Missing Markets for Human Capital and Differences in Growth
There are some empirical facts that growth models usually cannot explain: i) the di.erences in consumption growth rates across countries when international capital markets are considered, ii) the low growth and low levels of education in developing countries where the return on education is very high. This paper introduces a generational structure that implies that the return on human capital is higher than the return on physical capital and that consumption growth rates vary across countries when international capital markets are included. The human capital technology of the paper implies that poor countries grow more slowly and invest a smaller share of income on education, in spite of an extraordinarily high return on education and the existence of international capital markets.
(This abstract was borrowed from another version of this item.)
To our knowledge, this item is not available for
download. To find whether it is available, there are three
1. Check below under "Related research" whether another version of this item is available online.
2. Check on the provider's web page whether it is in fact available.
3. Perform a search for a similarly titled item that would be available.
|Date of creation:|
|Contact details of provider:|| Postal: via Rontgen, 1 - 20136 Milano (Italy)|
Web page: http://www.igier.unibocconi.it/
|Order Information:|| Web: http://www.igier.unibocconi.it/en/papers/index.htm Email: |
When requesting a correction, please mention this item's handle: RePEc:igi:igierp:108. See general information about how to correct material in RePEc.
For technical questions regarding this item, or to correct its authors, title, abstract, bibliographic or download information, contact: ()
If you have authored this item and are not yet registered with RePEc, we encourage you to do it here. This allows to link your profile to this item. It also allows you to accept potential citations to this item that we are uncertain about.
If references are entirely missing, you can add them using this form.
If the full references list an item that is present in RePEc, but the system did not link to it, you can help with this form.
If you know of missing items citing this one, you can help us creating those links by adding the relevant references in the same way as above, for each refering item. If you are a registered author of this item, you may also want to check the "citations" tab in your profile, as there may be some citations waiting for confirmation.
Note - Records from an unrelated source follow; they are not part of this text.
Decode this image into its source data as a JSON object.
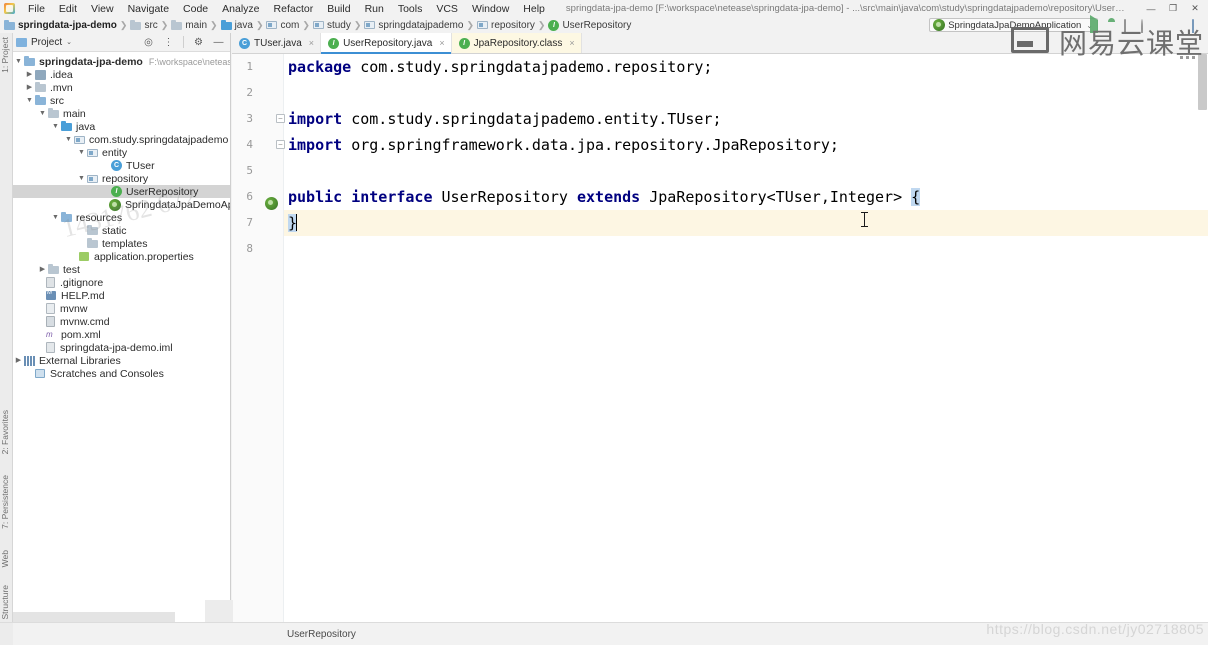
{
  "titlebar": {
    "window_title": "springdata-jpa-demo [F:\\workspace\\netease\\springdata-jpa-demo] - ...\\src\\main\\java\\com\\study\\springdatajpademo\\repository\\UserRepository.java - IntelliJ IDEA",
    "menus": [
      "File",
      "Edit",
      "View",
      "Navigate",
      "Code",
      "Analyze",
      "Refactor",
      "Build",
      "Run",
      "Tools",
      "VCS",
      "Window",
      "Help"
    ],
    "window_buttons": {
      "minimize": "—",
      "maximize": "❐",
      "close": "✕"
    }
  },
  "breadcrumb": {
    "items": [
      {
        "label": "springdata-jpa-demo",
        "icon": "module-icon"
      },
      {
        "label": "src",
        "icon": "folder-src-icon"
      },
      {
        "label": "main",
        "icon": "folder-icon"
      },
      {
        "label": "java",
        "icon": "folder-java-icon"
      },
      {
        "label": "com",
        "icon": "package-icon"
      },
      {
        "label": "study",
        "icon": "package-icon"
      },
      {
        "label": "springdatajpademo",
        "icon": "package-icon"
      },
      {
        "label": "repository",
        "icon": "package-icon"
      },
      {
        "label": "UserRepository",
        "icon": "interface-icon"
      }
    ],
    "separator": "❯"
  },
  "toolbar": {
    "run_config": "SpringdataJpaDemoApplication",
    "run_config_chevron": "⌄",
    "icons": [
      "run-icon",
      "debug-icon",
      "run-with-coverage-icon",
      "profile-icon",
      "stop-icon",
      "build-icon",
      "search-everywhere-icon"
    ]
  },
  "left_tool_strip": {
    "tabs": [
      "1: Project",
      "2: Favorites",
      "7: Persistence",
      "Web",
      "1: Structure"
    ]
  },
  "project_panel": {
    "title": "Project",
    "title_chevron": "⌄",
    "tools": [
      "collapse-all-icon",
      "expand-collapse-icon",
      "settings-gear-icon",
      "hide-icon"
    ],
    "watermark": "1431762 672",
    "tree": [
      {
        "label": "springdata-jpa-demo",
        "path": "F:\\workspace\\netease\\spring",
        "indent": 0,
        "arrow": "expanded",
        "icon": "module-icon",
        "bold": true
      },
      {
        "label": ".idea",
        "indent": 1,
        "arrow": "collapsed",
        "icon": "folder-idea-icon"
      },
      {
        "label": ".mvn",
        "indent": 1,
        "arrow": "collapsed",
        "icon": "folder-icon"
      },
      {
        "label": "src",
        "indent": 1,
        "arrow": "expanded",
        "icon": "folder-src-icon"
      },
      {
        "label": "main",
        "indent": 2,
        "arrow": "expanded",
        "icon": "folder-icon"
      },
      {
        "label": "java",
        "indent": 3,
        "arrow": "expanded",
        "icon": "folder-java-icon"
      },
      {
        "label": "com.study.springdatajpademo",
        "indent": 4,
        "arrow": "expanded",
        "icon": "package-icon"
      },
      {
        "label": "entity",
        "indent": 5,
        "arrow": "expanded",
        "icon": "package-icon"
      },
      {
        "label": "TUser",
        "indent": 6,
        "arrow": "none",
        "icon": "class-icon"
      },
      {
        "label": "repository",
        "indent": 5,
        "arrow": "expanded",
        "icon": "package-icon"
      },
      {
        "label": "UserRepository",
        "indent": 6,
        "arrow": "none",
        "icon": "interface-icon",
        "selected": true
      },
      {
        "label": "SpringdataJpaDemoApplication",
        "indent": 6,
        "arrow": "none",
        "icon": "spring-class-icon"
      },
      {
        "label": "resources",
        "indent": 3,
        "arrow": "expanded",
        "icon": "folder-resources-icon"
      },
      {
        "label": "static",
        "indent": 4,
        "arrow": "none",
        "icon": "folder-icon"
      },
      {
        "label": "templates",
        "indent": 4,
        "arrow": "none",
        "icon": "folder-icon"
      },
      {
        "label": "application.properties",
        "indent": 4,
        "arrow": "none",
        "icon": "properties-file-icon"
      },
      {
        "label": "test",
        "indent": 2,
        "arrow": "collapsed",
        "icon": "folder-icon"
      },
      {
        "label": ".gitignore",
        "indent": 1,
        "arrow": "none",
        "icon": "gitignore-file-icon"
      },
      {
        "label": "HELP.md",
        "indent": 1,
        "arrow": "none",
        "icon": "markdown-file-icon"
      },
      {
        "label": "mvnw",
        "indent": 1,
        "arrow": "none",
        "icon": "file-icon"
      },
      {
        "label": "mvnw.cmd",
        "indent": 1,
        "arrow": "none",
        "icon": "shell-file-icon"
      },
      {
        "label": "pom.xml",
        "indent": 1,
        "arrow": "none",
        "icon": "maven-xml-icon"
      },
      {
        "label": "springdata-jpa-demo.iml",
        "indent": 1,
        "arrow": "none",
        "icon": "iml-file-icon"
      },
      {
        "label": "External Libraries",
        "indent": 0,
        "arrow": "collapsed",
        "icon": "libraries-icon"
      },
      {
        "label": "Scratches and Consoles",
        "indent": 0,
        "arrow": "none",
        "icon": "scratches-icon"
      }
    ]
  },
  "editor": {
    "tabs": [
      {
        "label": "TUser.java",
        "icon": "class-icon",
        "active": false,
        "close": "×"
      },
      {
        "label": "UserRepository.java",
        "icon": "interface-icon",
        "active": true,
        "close": "×"
      },
      {
        "label": "JpaRepository.class",
        "icon": "interface-decompiled-icon",
        "active": false,
        "close": "×"
      }
    ],
    "line_numbers": [
      "1",
      "2",
      "3",
      "4",
      "5",
      "6",
      "7",
      "8"
    ],
    "lines": [
      {
        "n": 1,
        "tokens": [
          {
            "t": "package ",
            "c": "kw"
          },
          {
            "t": "com.study.springdatajpademo.repository;",
            "c": "pl"
          }
        ]
      },
      {
        "n": 2,
        "tokens": []
      },
      {
        "n": 3,
        "tokens": [
          {
            "t": "import ",
            "c": "kw"
          },
          {
            "t": "com.study.springdatajpademo.entity.TUser;",
            "c": "pl"
          }
        ],
        "fold": true
      },
      {
        "n": 4,
        "tokens": [
          {
            "t": "import ",
            "c": "kw"
          },
          {
            "t": "org.springframework.data.jpa.repository.JpaRepository;",
            "c": "pl"
          }
        ],
        "fold": true
      },
      {
        "n": 5,
        "tokens": []
      },
      {
        "n": 6,
        "tokens": [
          {
            "t": "public ",
            "c": "kw"
          },
          {
            "t": "interface ",
            "c": "kw"
          },
          {
            "t": "UserRepository ",
            "c": "pl"
          },
          {
            "t": "extends ",
            "c": "kw"
          },
          {
            "t": "JpaRepository<TUser,Integer> ",
            "c": "pl"
          },
          {
            "t": "{",
            "c": "brace"
          }
        ],
        "gutter_icon": "spring-bean-icon"
      },
      {
        "n": 7,
        "tokens": [
          {
            "t": "}",
            "c": "brace"
          }
        ],
        "highlight": true,
        "caret": true
      },
      {
        "n": 8,
        "tokens": []
      }
    ],
    "full_text": "package com.study.springdatajpademo.repository;\n\nimport com.study.springdatajpademo.entity.TUser;\nimport org.springframework.data.jpa.repository.JpaRepository;\n\npublic interface UserRepository extends JpaRepository<TUser,Integer> {\n}\n"
  },
  "statusbar": {
    "status_text": "UserRepository"
  },
  "watermarks": {
    "netease_cn": "网易云课堂",
    "csdn_url": "https://blog.csdn.net/jy02718805"
  },
  "colors": {
    "accent": "#3c8fd4",
    "keyword": "#000080",
    "selection": "#d4d4d4",
    "caret_line": "#fdf6e3",
    "interface_green": "#4caf50",
    "class_blue": "#4a9fd8",
    "run_green": "#59a869"
  }
}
Please note that corrections may take a couple of weeks to filter through the various RePEc services.